If you do a lot of cycling, trail running or peak bagging, chances are you’ve allowed your quads to become your go-to strength tool, and your hammies could use a little love. This is especially true of anyone who sits daily for extended periods. (We’re looking at you, desk jockeys.)
Too often when I talk about core strength people immediately think six-pack abs. While your abs are certainly part of your core (and one often mistaken as a defining factor of fitness), they are a small part of the complex sets of muscles that support and control the torso. Our legs and arms can do whatever we’re asking of them, but the core is the base from which all movement emanates. Think about it this way, would you rather jump from a hardwood table or a hammock? If the platform isn’t strong and stable, it is hard to generate much strength and power.
FLEXIBILITY VS MOBILITY
Flexibility—the ability of your muscles to stretch—is important. But you can have too much of a good thing, i.e., if you over-stretch a rubber band, it loses its elasticity. I now focus on mobility. Mobility is the ability of a joint to move through its full range of motion without restriction or discomfort. Mobility takes the focus away from individual muscles and puts it on the entire joint. I don’t do much static stretching before or after training sessions; I prefer movement to warm and cool the system.

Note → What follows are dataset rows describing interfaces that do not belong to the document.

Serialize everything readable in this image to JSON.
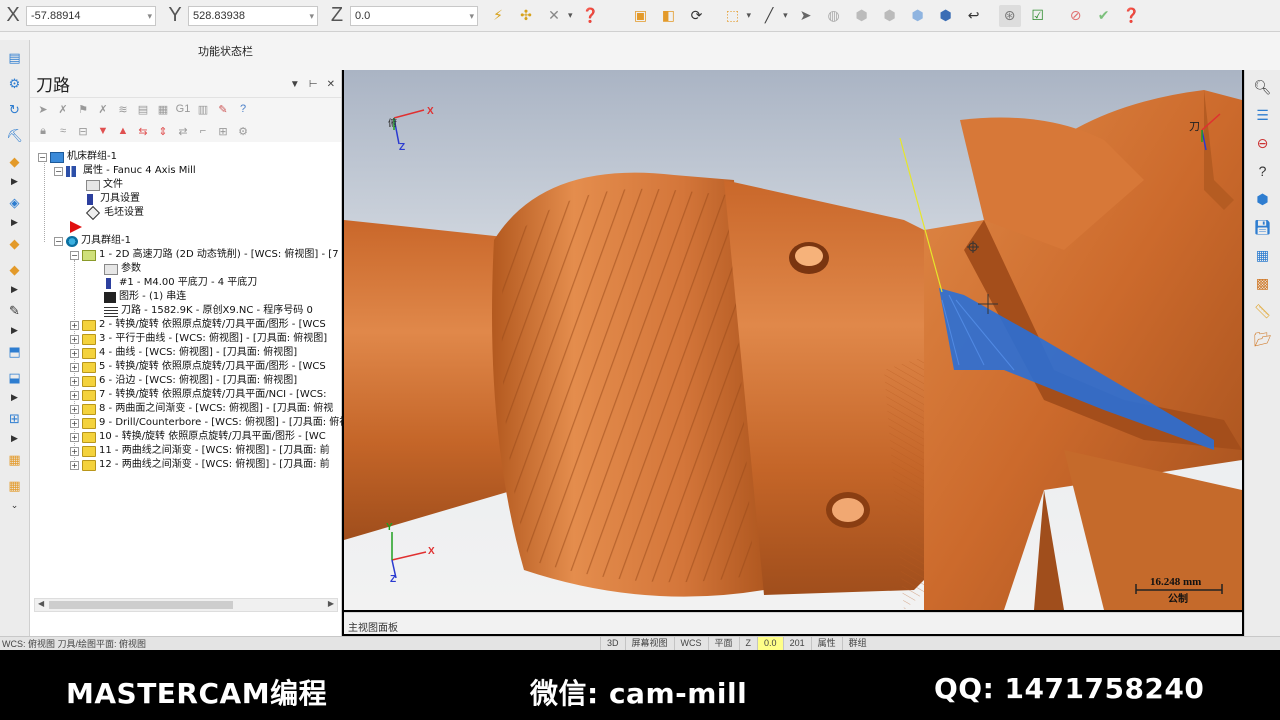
{
  "coords": {
    "x_label": "X",
    "x_value": "-57.88914",
    "y_label": "Y",
    "y_value": "528.83938",
    "z_label": "Z",
    "z_value": "0.0"
  },
  "function_status": "功能状态栏",
  "panel": {
    "title": "刀路",
    "tree": [
      {
        "label": "机床群组-1"
      },
      {
        "label": "属性 - Fanuc 4 Axis Mill"
      },
      {
        "label": "文件"
      },
      {
        "label": "刀具设置"
      },
      {
        "label": "毛坯设置"
      },
      {
        "label": "刀具群组-1"
      },
      {
        "label": "1 - 2D 高速刀路 (2D 动态铣削) - [WCS: 俯视图] - [7"
      },
      {
        "label": "参数"
      },
      {
        "label": "#1 - M4.00 平底刀 - 4 平底刀"
      },
      {
        "label": "图形 - (1) 串连"
      },
      {
        "label": "刀路 - 1582.9K - 原创X9.NC - 程序号码 0"
      },
      {
        "label": "2 - 转换/旋转 依照原点旋转/刀具平面/图形 - [WCS"
      },
      {
        "label": "3 - 平行于曲线 - [WCS: 俯视图] - [刀具面: 俯视图]"
      },
      {
        "label": "4 - 曲线 - [WCS: 俯视图] - [刀具面: 俯视图]"
      },
      {
        "label": "5 - 转换/旋转 依照原点旋转/刀具平面/图形 - [WCS"
      },
      {
        "label": "6 - 沿边 - [WCS: 俯视图] - [刀具面: 俯视图]"
      },
      {
        "label": "7 - 转换/旋转 依照原点旋转/刀具平面/NCI - [WCS:"
      },
      {
        "label": "8 - 两曲面之间渐变 - [WCS: 俯视图] - [刀具面: 俯视"
      },
      {
        "label": "9 - Drill/Counterbore - [WCS: 俯视图] - [刀具面: 俯视"
      },
      {
        "label": "10 - 转换/旋转 依照原点旋转/刀具平面/图形 - [WC"
      },
      {
        "label": "11 - 两曲线之间渐变 - [WCS: 俯视图] - [刀具面: 前"
      },
      {
        "label": "12 - 两曲线之间渐变 - [WCS: 俯视图] - [刀具面: 前"
      }
    ]
  },
  "viewport": {
    "axis_x": "X",
    "axis_y": "Y",
    "axis_z": "Z",
    "wcs_label": "俯",
    "tool_label": "刀",
    "scale_value": "16.248 mm",
    "scale_unit": "公制",
    "tab_label": "主视图面板"
  },
  "statusbar": {
    "left_text": "WCS: 俯视图 刀具/绘图平面: 俯视图",
    "items": [
      "3D",
      "屏幕视图",
      "WCS",
      "平面",
      "Z",
      "0.0",
      "201",
      "属性",
      "群组"
    ]
  },
  "banner": {
    "left": "MASTERCAM编程",
    "middle": "微信: cam-mill",
    "right": "QQ: 1471758240"
  },
  "colors": {
    "part": "#d2742f",
    "toolpath": "#2a6fd6",
    "banner_bg": "#000000"
  }
}
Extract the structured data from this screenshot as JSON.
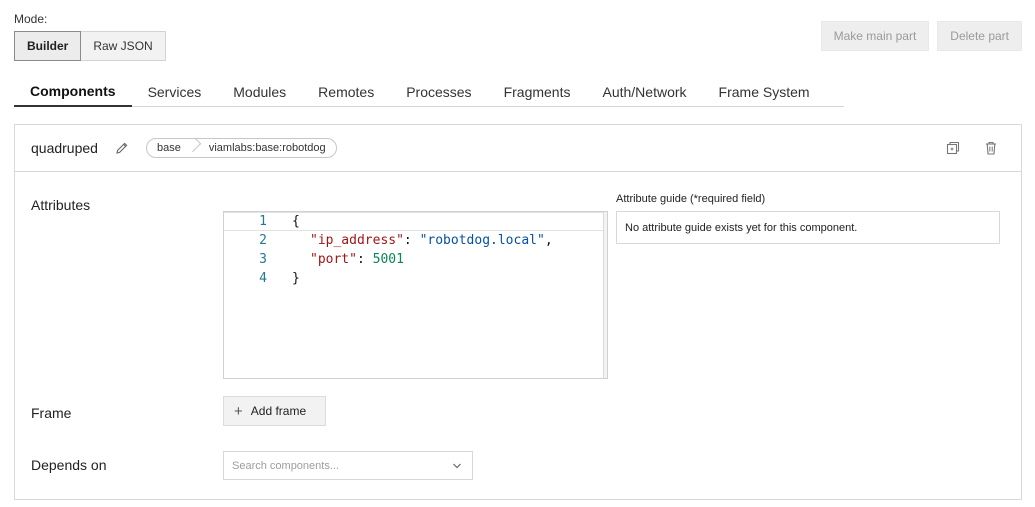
{
  "mode": {
    "label": "Mode:",
    "options": [
      "Builder",
      "Raw JSON"
    ],
    "selected": "Builder"
  },
  "actions": {
    "make_main_part": "Make main part",
    "delete_part": "Delete part"
  },
  "tabs": [
    {
      "label": "Components",
      "active": true
    },
    {
      "label": "Services",
      "active": false
    },
    {
      "label": "Modules",
      "active": false
    },
    {
      "label": "Remotes",
      "active": false
    },
    {
      "label": "Processes",
      "active": false
    },
    {
      "label": "Fragments",
      "active": false
    },
    {
      "label": "Auth/Network",
      "active": false
    },
    {
      "label": "Frame System",
      "active": false
    }
  ],
  "component": {
    "name": "quadruped",
    "type": "base",
    "model": "viamlabs:base:robotdog"
  },
  "icons": {
    "edit": "pencil-icon",
    "duplicate": "copy-icon",
    "delete": "trash-icon",
    "add": "plus-icon",
    "dropdown": "chevron-down-icon"
  },
  "attributes": {
    "label": "Attributes",
    "code_lines": [
      {
        "num": "1",
        "text": "{"
      },
      {
        "num": "2",
        "key": "\"ip_address\"",
        "value": "\"robotdog.local\"",
        "trail": ","
      },
      {
        "num": "3",
        "key": "\"port\"",
        "value": "5001",
        "trail": ""
      },
      {
        "num": "4",
        "text": "}"
      }
    ]
  },
  "guide": {
    "title": "Attribute guide (*required field)",
    "message": "No attribute guide exists yet for this component."
  },
  "frame": {
    "label": "Frame",
    "button": "Add frame"
  },
  "depends_on": {
    "label": "Depends on",
    "placeholder": "Search components..."
  },
  "colors": {
    "line_number": "#237893",
    "json_key": "#a31515",
    "json_string": "#0451a5",
    "json_number": "#098658"
  }
}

Now, onto the workout. Performing this simple circuit three to four times a week shouldn’t make you overly sore or tired. It should complement your regular summer recreational activities. All you need is a little space and a watch (I use an interval app on my phone).
Primal movements: Do two rounds of each movement. I like to go 10 yards or so for each. These will warm you up, move your body through a full range of motion, and increase mobility. (Here’s a video below that walks you through each movement.)
- Bear Crawl
- Inch Worm
- Beast Crawl
- Lateral Ape
- Forward Ape
This is a body weight circuit that shouldn’t take more than five to 10 minutes per round. The idea is not to rest until after the entire circuit is complete. Depending on your fitness level, time available, and how hard you want to work, I recommend at least two rounds and even up to 10. I do this three or four times, especially when traveling.
The circuit below starts at 1:17 in the video above. To track improvement, record your time for one round and watch it decrease over time. This circuit is designed to strengthen the posterior chain, help it to wake up and fire properly, increase cardiovascular capacity, and strengthen and stabilize the core.
- 10 burpees
- 10 bird dogs (five per side)
- 30 sec. high knees (sprint speed, knees as high as possible)
- 20 reverse lunges (10 per side)
- 15 sumo squats
- 20 step-ups (10 per side, 12-20” step)
- 20 calf raises (use a 1-3” block under toes to increase range of motion)
- 15 glute bridges (really focus on squeezing your butt!)
- 10 burpees
Rest 60-90 seconds between circuits.
The most neglected part of most workouts is the cool-down. Take a five-minute walk, move through some yoga poses and/or spend a few minutes foam rolling. A proper cool-down is critical to the body’s ability to recover fully from exertion.
At the end of the day, as much as I enjoy skiing, I find it a lot more fun when I’m not fighting my own fatigue and soreness. Hopefully this helps prep you for ski season without taking away from what’s left of your summer fun.
Missed the window for summer ski prep? Check out this 6-week guide to ski fitness.
Article by Jake Hutchinson
Jake has spent more than 25 years working as an avalanche professional. He is currently a lead instructor for the American Avalanche Institute, an avalanche dog handler and trainer, and an avalanche safety consultant to the resort and rescue communities. Off the snow, Hutchinson is a certified instructor and former head of instructor and seminar development for Gym Jones in Salt Lake City. He is currently involved in private personal training with an emphasis on high level functional fitness for mountain and military athletes.